__The input__.
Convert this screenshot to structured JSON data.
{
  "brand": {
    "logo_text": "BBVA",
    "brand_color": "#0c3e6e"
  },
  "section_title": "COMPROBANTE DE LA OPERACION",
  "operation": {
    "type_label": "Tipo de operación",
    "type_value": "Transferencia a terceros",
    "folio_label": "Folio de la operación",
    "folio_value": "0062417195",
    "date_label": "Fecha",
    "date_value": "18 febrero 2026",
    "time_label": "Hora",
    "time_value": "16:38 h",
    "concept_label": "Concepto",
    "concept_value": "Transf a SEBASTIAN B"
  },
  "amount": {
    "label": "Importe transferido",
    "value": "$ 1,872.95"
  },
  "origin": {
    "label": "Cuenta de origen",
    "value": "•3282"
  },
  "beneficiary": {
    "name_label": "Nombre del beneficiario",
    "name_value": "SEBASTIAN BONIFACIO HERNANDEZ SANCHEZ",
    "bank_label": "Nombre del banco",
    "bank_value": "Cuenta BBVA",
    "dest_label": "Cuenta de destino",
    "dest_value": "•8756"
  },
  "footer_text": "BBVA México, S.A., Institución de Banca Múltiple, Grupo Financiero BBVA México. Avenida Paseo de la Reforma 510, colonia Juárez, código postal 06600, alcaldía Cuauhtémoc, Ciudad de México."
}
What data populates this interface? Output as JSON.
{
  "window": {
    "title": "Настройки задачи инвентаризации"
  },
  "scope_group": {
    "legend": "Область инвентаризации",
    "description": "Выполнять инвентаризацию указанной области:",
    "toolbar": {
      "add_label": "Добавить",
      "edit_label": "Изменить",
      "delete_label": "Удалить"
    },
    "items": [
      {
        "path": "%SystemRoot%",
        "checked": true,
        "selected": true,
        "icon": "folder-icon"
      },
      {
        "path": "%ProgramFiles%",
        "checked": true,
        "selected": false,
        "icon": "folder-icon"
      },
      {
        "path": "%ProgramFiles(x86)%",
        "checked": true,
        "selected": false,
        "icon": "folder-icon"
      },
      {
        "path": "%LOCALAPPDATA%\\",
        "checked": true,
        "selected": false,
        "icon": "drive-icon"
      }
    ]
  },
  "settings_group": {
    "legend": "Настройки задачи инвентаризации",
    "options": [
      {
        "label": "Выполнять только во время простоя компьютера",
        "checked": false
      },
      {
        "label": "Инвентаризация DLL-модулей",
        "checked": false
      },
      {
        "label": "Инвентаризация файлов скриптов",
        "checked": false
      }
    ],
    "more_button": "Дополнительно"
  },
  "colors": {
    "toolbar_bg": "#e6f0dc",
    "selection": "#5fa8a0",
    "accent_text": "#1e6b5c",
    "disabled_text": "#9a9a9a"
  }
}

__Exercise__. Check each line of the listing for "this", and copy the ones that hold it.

__Exercise output__.
Convert this screenshot to structured JSON data.
What data populates this interface? Output as JSON.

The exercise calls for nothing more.